## [RECORDS TO PROCESS]
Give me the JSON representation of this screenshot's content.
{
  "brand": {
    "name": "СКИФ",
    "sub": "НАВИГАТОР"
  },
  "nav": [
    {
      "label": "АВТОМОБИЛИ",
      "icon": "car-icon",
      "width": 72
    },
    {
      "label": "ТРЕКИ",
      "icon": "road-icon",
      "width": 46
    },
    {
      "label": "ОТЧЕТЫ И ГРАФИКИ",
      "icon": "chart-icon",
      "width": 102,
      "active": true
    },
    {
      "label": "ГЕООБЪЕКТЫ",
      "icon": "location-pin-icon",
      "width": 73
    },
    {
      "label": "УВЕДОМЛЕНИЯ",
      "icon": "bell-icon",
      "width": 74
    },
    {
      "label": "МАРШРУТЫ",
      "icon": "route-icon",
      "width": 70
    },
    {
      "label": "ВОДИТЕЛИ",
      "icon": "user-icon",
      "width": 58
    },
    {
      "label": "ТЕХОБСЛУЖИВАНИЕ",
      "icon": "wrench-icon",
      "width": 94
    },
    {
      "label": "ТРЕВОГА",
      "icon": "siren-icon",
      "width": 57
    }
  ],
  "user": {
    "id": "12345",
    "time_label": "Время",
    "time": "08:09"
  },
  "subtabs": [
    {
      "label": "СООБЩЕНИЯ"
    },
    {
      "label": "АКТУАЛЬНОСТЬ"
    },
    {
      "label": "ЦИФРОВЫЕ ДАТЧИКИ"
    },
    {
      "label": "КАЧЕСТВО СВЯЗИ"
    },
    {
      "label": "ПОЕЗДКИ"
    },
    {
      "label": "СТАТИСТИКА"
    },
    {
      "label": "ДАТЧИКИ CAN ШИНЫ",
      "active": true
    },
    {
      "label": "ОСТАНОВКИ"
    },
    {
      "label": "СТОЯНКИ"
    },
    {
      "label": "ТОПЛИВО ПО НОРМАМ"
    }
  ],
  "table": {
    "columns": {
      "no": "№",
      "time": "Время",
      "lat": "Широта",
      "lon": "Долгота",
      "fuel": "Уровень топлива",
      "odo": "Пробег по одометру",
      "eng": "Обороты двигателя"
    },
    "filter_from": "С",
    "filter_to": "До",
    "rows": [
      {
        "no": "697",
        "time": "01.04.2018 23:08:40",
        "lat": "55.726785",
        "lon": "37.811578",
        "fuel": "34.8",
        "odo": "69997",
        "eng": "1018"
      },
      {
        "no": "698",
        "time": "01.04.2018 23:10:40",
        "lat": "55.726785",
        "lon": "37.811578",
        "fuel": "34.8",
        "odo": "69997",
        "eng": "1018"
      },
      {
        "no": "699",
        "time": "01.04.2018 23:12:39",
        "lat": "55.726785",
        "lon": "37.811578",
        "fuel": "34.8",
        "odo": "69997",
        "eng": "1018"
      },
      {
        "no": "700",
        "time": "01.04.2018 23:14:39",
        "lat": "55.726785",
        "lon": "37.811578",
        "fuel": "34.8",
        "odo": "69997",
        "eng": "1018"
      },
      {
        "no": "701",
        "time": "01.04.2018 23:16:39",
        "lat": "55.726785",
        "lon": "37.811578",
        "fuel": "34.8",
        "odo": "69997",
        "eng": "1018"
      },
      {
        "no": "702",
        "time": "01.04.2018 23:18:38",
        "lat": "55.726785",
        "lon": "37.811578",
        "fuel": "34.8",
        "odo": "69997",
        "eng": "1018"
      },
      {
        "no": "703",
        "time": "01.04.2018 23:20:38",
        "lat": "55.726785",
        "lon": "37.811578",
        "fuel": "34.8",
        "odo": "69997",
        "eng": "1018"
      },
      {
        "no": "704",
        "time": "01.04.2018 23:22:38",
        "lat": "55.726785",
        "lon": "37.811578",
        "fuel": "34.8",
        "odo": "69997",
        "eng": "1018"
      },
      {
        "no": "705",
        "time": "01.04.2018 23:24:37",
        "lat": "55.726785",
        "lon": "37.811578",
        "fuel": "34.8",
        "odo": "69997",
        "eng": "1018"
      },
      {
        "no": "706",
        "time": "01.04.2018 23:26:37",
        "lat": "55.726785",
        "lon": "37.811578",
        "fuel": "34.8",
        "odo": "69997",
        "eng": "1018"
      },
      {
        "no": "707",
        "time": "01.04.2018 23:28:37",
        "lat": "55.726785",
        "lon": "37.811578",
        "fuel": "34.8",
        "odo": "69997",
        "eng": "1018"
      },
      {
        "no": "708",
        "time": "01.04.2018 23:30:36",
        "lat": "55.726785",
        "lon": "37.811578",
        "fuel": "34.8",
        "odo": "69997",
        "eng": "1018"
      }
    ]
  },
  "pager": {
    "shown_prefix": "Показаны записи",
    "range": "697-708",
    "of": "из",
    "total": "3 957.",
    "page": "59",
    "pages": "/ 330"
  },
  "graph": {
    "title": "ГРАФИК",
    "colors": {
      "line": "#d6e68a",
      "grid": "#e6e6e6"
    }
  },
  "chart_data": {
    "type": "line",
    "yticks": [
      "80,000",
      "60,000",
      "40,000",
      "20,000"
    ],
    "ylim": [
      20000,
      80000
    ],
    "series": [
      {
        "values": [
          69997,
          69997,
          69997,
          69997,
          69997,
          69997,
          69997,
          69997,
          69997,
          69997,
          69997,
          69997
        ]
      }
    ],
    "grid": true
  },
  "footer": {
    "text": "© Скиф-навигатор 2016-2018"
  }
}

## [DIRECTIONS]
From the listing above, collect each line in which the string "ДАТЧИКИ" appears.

## [SOLUTION FOR THIS PROBLEM]
      "label": "ЦИФРОВЫЕ ДАТЧИКИ"
      "label": "ДАТЧИКИ CAN ШИНЫ",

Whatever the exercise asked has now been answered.